What if you’d asked me to do the whole thing running without stopping? I’d have said no, I can’t. Possibly, if I spent a long time practicing running, I’d be able to do it. That’s just not something I want to do. That’s what Karen means when she talks about doing it by our rules: I’d only be prepared to run those 13.5 kilometres if I could do it without working at it. However, I’m sure there are people who wouldn’t be able to do that run, however hard they worked at it. There are people who wouldn’t be able to do the walk I did. I don’t mean those who are too lazy to do it or just don’t enjoy walking enough to try. I mean those who aren’t physically able to do it. What’s wrong with saying CAN’T in such a case?

Once, I worked with someone who was brilliant at telling stories of things that had happened to him. When he told a story, people would gather round to listen because they knew they’d enjoy it, me included. And I thought, I want to be like that. I enjoy giving presentations, being the centre of attention, and I want that to happen more often.

One time, he talked about his youth, about wild parties that he and his brother held every evening at their house. I thought about my youth, which was so different from his and I realised I could never be like him. I missed out on the experiences that could have made it possible.
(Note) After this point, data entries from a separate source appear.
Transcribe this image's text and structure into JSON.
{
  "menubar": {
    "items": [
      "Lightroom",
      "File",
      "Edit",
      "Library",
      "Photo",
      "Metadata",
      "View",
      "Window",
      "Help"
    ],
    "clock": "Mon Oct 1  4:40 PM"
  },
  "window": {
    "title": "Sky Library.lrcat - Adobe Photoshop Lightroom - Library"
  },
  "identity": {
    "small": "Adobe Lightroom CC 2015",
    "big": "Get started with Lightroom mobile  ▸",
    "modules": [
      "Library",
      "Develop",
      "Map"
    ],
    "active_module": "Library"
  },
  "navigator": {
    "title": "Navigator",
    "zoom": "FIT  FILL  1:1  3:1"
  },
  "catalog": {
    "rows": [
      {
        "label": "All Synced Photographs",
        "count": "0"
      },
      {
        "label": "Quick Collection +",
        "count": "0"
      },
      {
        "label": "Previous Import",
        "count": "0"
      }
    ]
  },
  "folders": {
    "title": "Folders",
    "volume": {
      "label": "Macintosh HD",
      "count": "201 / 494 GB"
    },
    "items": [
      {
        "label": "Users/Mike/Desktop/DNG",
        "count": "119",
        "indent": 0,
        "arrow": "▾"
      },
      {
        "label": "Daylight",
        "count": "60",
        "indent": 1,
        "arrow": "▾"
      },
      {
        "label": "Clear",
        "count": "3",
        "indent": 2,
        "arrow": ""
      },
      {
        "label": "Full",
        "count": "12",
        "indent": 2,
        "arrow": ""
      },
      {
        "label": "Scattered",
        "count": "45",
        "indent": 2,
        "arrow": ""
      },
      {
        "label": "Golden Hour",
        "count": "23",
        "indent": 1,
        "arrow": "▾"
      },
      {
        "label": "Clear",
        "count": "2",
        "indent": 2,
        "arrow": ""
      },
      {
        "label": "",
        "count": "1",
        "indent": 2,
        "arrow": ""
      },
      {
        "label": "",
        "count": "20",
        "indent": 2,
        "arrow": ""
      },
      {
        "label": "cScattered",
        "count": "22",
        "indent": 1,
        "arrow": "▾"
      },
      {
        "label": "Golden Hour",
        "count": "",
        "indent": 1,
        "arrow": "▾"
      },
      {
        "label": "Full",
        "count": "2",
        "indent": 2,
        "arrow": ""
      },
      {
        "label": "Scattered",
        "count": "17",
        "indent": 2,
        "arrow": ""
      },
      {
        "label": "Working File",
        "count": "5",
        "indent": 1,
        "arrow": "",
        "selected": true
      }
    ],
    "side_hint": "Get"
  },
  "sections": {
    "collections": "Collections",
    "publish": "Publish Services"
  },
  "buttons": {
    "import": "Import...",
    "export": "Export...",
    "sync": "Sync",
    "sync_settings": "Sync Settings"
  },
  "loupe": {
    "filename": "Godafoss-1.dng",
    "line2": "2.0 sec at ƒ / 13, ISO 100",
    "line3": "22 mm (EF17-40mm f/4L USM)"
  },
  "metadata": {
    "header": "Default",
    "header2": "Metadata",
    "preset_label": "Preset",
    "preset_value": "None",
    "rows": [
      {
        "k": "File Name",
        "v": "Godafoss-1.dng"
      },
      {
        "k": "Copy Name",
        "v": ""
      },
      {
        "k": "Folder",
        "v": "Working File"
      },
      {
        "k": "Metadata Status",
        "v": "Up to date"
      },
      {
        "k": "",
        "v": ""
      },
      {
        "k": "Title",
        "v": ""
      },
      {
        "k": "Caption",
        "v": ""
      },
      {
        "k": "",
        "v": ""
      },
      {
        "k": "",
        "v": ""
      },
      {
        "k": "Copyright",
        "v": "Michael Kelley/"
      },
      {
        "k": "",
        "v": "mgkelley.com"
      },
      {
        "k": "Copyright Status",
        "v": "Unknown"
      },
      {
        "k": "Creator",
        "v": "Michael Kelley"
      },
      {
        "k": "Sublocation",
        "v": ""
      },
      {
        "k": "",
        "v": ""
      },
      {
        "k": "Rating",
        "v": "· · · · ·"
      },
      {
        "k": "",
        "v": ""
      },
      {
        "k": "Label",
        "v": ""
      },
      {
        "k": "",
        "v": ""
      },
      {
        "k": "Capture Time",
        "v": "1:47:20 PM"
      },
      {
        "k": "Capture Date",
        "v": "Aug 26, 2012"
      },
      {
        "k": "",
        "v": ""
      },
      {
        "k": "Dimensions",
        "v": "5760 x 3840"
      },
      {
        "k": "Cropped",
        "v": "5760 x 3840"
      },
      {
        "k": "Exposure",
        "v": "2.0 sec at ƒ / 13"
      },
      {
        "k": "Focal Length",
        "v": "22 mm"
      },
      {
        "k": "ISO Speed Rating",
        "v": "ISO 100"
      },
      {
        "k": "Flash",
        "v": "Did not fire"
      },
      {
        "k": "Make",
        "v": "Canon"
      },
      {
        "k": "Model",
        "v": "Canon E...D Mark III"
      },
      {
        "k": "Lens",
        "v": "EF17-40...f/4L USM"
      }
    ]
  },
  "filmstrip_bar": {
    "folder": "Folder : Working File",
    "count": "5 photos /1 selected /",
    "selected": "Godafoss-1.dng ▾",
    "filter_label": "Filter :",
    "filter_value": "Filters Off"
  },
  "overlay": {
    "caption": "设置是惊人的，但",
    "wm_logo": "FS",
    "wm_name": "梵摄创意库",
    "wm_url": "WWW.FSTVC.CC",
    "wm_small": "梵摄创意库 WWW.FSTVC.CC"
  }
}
There are enough things I struggle to do without trying to do the impossible. I feel better for saying, not that – I CAN’T do it and I’ll never be able to do it.

Women? No.

Writers? No.

British? No.

Nice people? I think so.

There’s only one thing I can say about all my readers. You can all read English. You can probably also write it and speak it. And that makes you very lucky.

This fact was brought home to me on my recent short trip to Prague (which was fascinating).

On two occasions I witnessed the problem of being Japanese. In our hotel, we waited patiently while the hotel staff tried to explain to a Japanese couple that they had nothing to pay because their stay had been paid for. I felt like clapping when the penny finally dropped.

In an art shop, where I waited patiently for my artist husband to choose a painting, I decided to help the conversation along:

Japanese Man: Can I pay yen?
Shopkeeper: Can you pay what?
Me: Yens. He wants to pay in yens.
SK: Japanese money?
JM: Japan money.
SK: Oh, I don’t even know … err….
M: The exchange rate?
SK: I don’t even know exchange rate.
JM: Ah. I pay yen?
SK: No. No yen.
JM: Ah. What pay?
SK: Krone or Euro.
JM: Ah.

Aren’t you glad you know English?

Of course, there’s at least one country where it’s hard to get around knowing just English. It’s called Japan.